The _trigger function simply takes in the Modbus message and maps it again to a relay on the unipi output device. For the purposes of light control, a simple toggle is enough, so the value is just used to see if the incoming event is actually for a rising edge, i.e. a True value. The current value is read first using evok; the new value is the toggled value (by XOR).

Refer to this section for the full server code.

Configuration format

As configuration format, I did use YAML, similar to what I had before on home assistant. The source code repository also holds a sample configuration file – actually, my configuration file. The format looks like this:

- index: 0
  input: "2_03"
  name: kelder inkom inbouw
  output: "2_01"

The index can be an arbitrary number – yet it needs to be unique. The input relates to the digital input on the unipi unit connected to the inputs. Similarly, the output relates to the relay output on the other unipi unit. The name field is just there for documentation purposes.

The automation part previously handled by home assistant now effectively becomes part of this configuration file. The link between input and output is done by the unique index field. The input-side will map its digital input change to the index; this index is used as Modbus address. On the other end, the output-side will map the incoming Modbus address to the its relay it needs to change.

This also means that this configuration file needs to be shared between both the input and output side.

Closing thoughts

While my home automation setup described in the home automation series has been running OK for me for quite some time, I did want to be less dependent on the correct functioning of the home assistant instance and the network.

To get there, I made changes on 2 levels. On the hardware-side, I did make use of the already existing RS-485 connection, removing any network-related issues. On the software-side, I did add a custom script to run on both the input and output side that essentially notifies the output-side of any input-related events. The actual link between the input and output is through a simple configuration file, shared by both sides.

I only did implement this connection for my lighting setup since I did feel this is the most critical part for me to continue to keep on functioning. For my alarm setup and my shades, all input and outputs are actually each on their own, same unipi unit. This means that in order to decouple those from home assistant I could also write some custom code, but they would not need the whole RS-485 connection, nor any Modbus setup.

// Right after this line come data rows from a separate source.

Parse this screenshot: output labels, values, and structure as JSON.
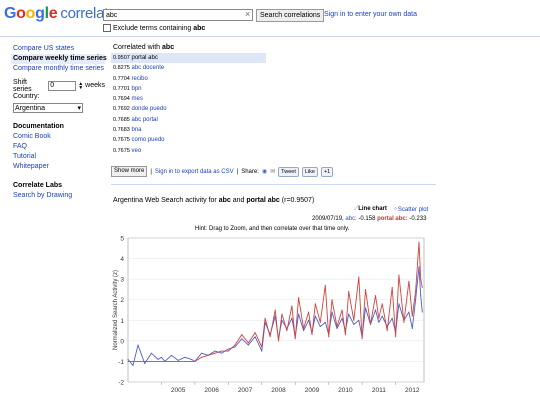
{
  "header": {
    "logo_text": "Google",
    "product": "correlate",
    "search_value": "abc",
    "search_button": "Search correlations",
    "signin_link": "Sign in to enter your own data",
    "exclude_label": "Exclude terms containing",
    "exclude_term": "abc"
  },
  "sidebar": {
    "compare_items": [
      "Compare US states",
      "Compare weekly time series",
      "Compare monthly time series"
    ],
    "selected_index": 1,
    "shift_label": "Shift series",
    "shift_value": "0",
    "shift_unit": "weeks",
    "country_label": "Country:",
    "country_value": "Argentina",
    "doc_heading": "Documentation",
    "doc_links": [
      "Comic Book",
      "FAQ",
      "Tutorial",
      "Whitepaper"
    ],
    "labs_heading": "Correlate Labs",
    "labs_links": [
      "Search by Drawing"
    ]
  },
  "results": {
    "heading_prefix": "Correlated with",
    "heading_term": "abc",
    "rows": [
      {
        "value": "0.9507",
        "term": "portal abc"
      },
      {
        "value": "0.8275",
        "term": "abc docente"
      },
      {
        "value": "0.7704",
        "term": "recibo"
      },
      {
        "value": "0.7701",
        "term": "bpn"
      },
      {
        "value": "0.7694",
        "term": "mes"
      },
      {
        "value": "0.7692",
        "term": "donde puedo"
      },
      {
        "value": "0.7685",
        "term": "abc portal"
      },
      {
        "value": "0.7683",
        "term": "bna"
      },
      {
        "value": "0.7675",
        "term": "como puedo"
      },
      {
        "value": "0.7675",
        "term": "veo"
      }
    ],
    "selected_index": 0
  },
  "toolbar": {
    "show_more": "Show more",
    "export": "Sign in to export data as CSV",
    "share_label": "Share:",
    "share_buttons": [
      "Tweet",
      "Like",
      "+1"
    ]
  },
  "chart_header": {
    "title_prefix": "Argentina Web Search activity for",
    "term_a": "abc",
    "and": "and",
    "term_b": "portal abc",
    "r_value": "(r=0.9507)",
    "line_chart": "Line chart",
    "scatter_plot": "Scatter plot",
    "hover_date": "2009/07/19,",
    "hover_a_label": "abc:",
    "hover_a_value": "-0.158",
    "hover_b_label": "portal abc:",
    "hover_b_value": "-0.233",
    "hint": "Hint: Drag to Zoom, and then correlate over that time only."
  },
  "chart_data": {
    "type": "line",
    "ylabel": "Normalized Search Activity (z)",
    "ylim": [
      -2,
      5
    ],
    "xlim": [
      2004.0,
      2012.85
    ],
    "yticks": [
      -2,
      -1,
      0,
      1,
      2,
      3,
      4,
      5
    ],
    "xticks": [
      2005,
      2006,
      2007,
      2008,
      2009,
      2010,
      2011,
      2012
    ],
    "series": [
      {
        "name": "abc",
        "color": "#4a5fcf",
        "x": [
          2004.0,
          2004.15,
          2004.3,
          2004.5,
          2004.7,
          2004.9,
          2005.0,
          2005.1,
          2005.3,
          2005.5,
          2005.7,
          2005.9,
          2006.0,
          2006.2,
          2006.4,
          2006.6,
          2006.8,
          2007.0,
          2007.2,
          2007.4,
          2007.6,
          2007.8,
          2008.0,
          2008.1,
          2008.25,
          2008.4,
          2008.5,
          2008.6,
          2008.75,
          2008.9,
          2009.0,
          2009.1,
          2009.25,
          2009.4,
          2009.5,
          2009.6,
          2009.75,
          2009.9,
          2010.0,
          2010.1,
          2010.25,
          2010.4,
          2010.5,
          2010.6,
          2010.75,
          2010.9,
          2011.0,
          2011.1,
          2011.25,
          2011.4,
          2011.5,
          2011.6,
          2011.75,
          2011.9,
          2012.0,
          2012.1,
          2012.25,
          2012.4,
          2012.5,
          2012.6,
          2012.7,
          2012.75,
          2012.8
        ],
        "y": [
          -0.9,
          -1.2,
          -0.2,
          -1.1,
          -0.6,
          -0.9,
          -0.8,
          -1.0,
          -0.7,
          -0.95,
          -0.8,
          -0.9,
          -1.0,
          -0.6,
          -0.7,
          -0.5,
          -0.6,
          -0.4,
          -0.3,
          0.1,
          -0.2,
          0.2,
          -0.5,
          0.9,
          0.3,
          1.2,
          0.1,
          1.0,
          0.6,
          1.1,
          0.2,
          1.3,
          0.5,
          1.0,
          0.4,
          1.2,
          0.7,
          0.9,
          0.3,
          1.4,
          0.6,
          1.1,
          0.5,
          1.3,
          0.8,
          1.0,
          0.2,
          1.6,
          0.8,
          1.5,
          0.9,
          1.2,
          0.7,
          1.1,
          0.4,
          1.8,
          1.0,
          1.4,
          0.6,
          2.0,
          3.6,
          2.2,
          1.4
        ]
      },
      {
        "name": "portal abc",
        "color": "#d0443c",
        "x": [
          2004.0,
          2004.15,
          2004.3,
          2004.5,
          2004.7,
          2004.9,
          2005.0,
          2005.1,
          2005.3,
          2005.5,
          2005.7,
          2005.9,
          2006.0,
          2006.2,
          2006.4,
          2006.6,
          2006.8,
          2007.0,
          2007.2,
          2007.4,
          2007.6,
          2007.8,
          2008.0,
          2008.1,
          2008.25,
          2008.4,
          2008.5,
          2008.6,
          2008.75,
          2008.9,
          2009.0,
          2009.1,
          2009.25,
          2009.4,
          2009.5,
          2009.6,
          2009.75,
          2009.9,
          2010.0,
          2010.1,
          2010.25,
          2010.4,
          2010.5,
          2010.6,
          2010.75,
          2010.9,
          2011.0,
          2011.1,
          2011.25,
          2011.4,
          2011.5,
          2011.6,
          2011.75,
          2011.9,
          2012.0,
          2012.1,
          2012.25,
          2012.4,
          2012.5,
          2012.6,
          2012.7,
          2012.75,
          2012.8
        ],
        "y": [
          -1.0,
          -1.0,
          -1.0,
          -1.0,
          -1.0,
          -1.0,
          -1.0,
          -1.0,
          -1.0,
          -1.0,
          -1.0,
          -1.0,
          -1.0,
          -0.8,
          -0.7,
          -0.6,
          -0.5,
          -0.5,
          -0.2,
          0.3,
          -0.1,
          0.4,
          -0.3,
          1.1,
          0.2,
          1.5,
          0.0,
          1.3,
          0.5,
          1.7,
          0.1,
          2.1,
          0.6,
          1.4,
          0.3,
          1.8,
          0.9,
          2.7,
          0.2,
          2.0,
          0.7,
          1.5,
          0.3,
          2.4,
          1.0,
          3.1,
          0.1,
          2.5,
          0.8,
          2.2,
          1.1,
          1.8,
          0.5,
          2.6,
          0.2,
          3.2,
          0.9,
          2.9,
          1.2,
          2.4,
          4.8,
          3.0,
          2.6
        ]
      }
    ]
  }
}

Note that some push button-to-light connections still go through home assistant: I have e.g. some Philips Hue lights that get triggered via a push button change. For this case, I think it still makes sense to keep this connection in home assistant. However, once I would start to expand my DALI-bus based setup, I’m not yet sure how to tackle this.

The transition between the fully home assistant-based outline and my current “modbusbackup” solution has gone pretty well though, to that extent that it’s not really clear to others in my home what I have actually been working on. The main advantage I now see is being able to more easily make any changes on the home assistant / network side.

  1. the automation that was already in place in home assistant to link input to output would need to be removed though.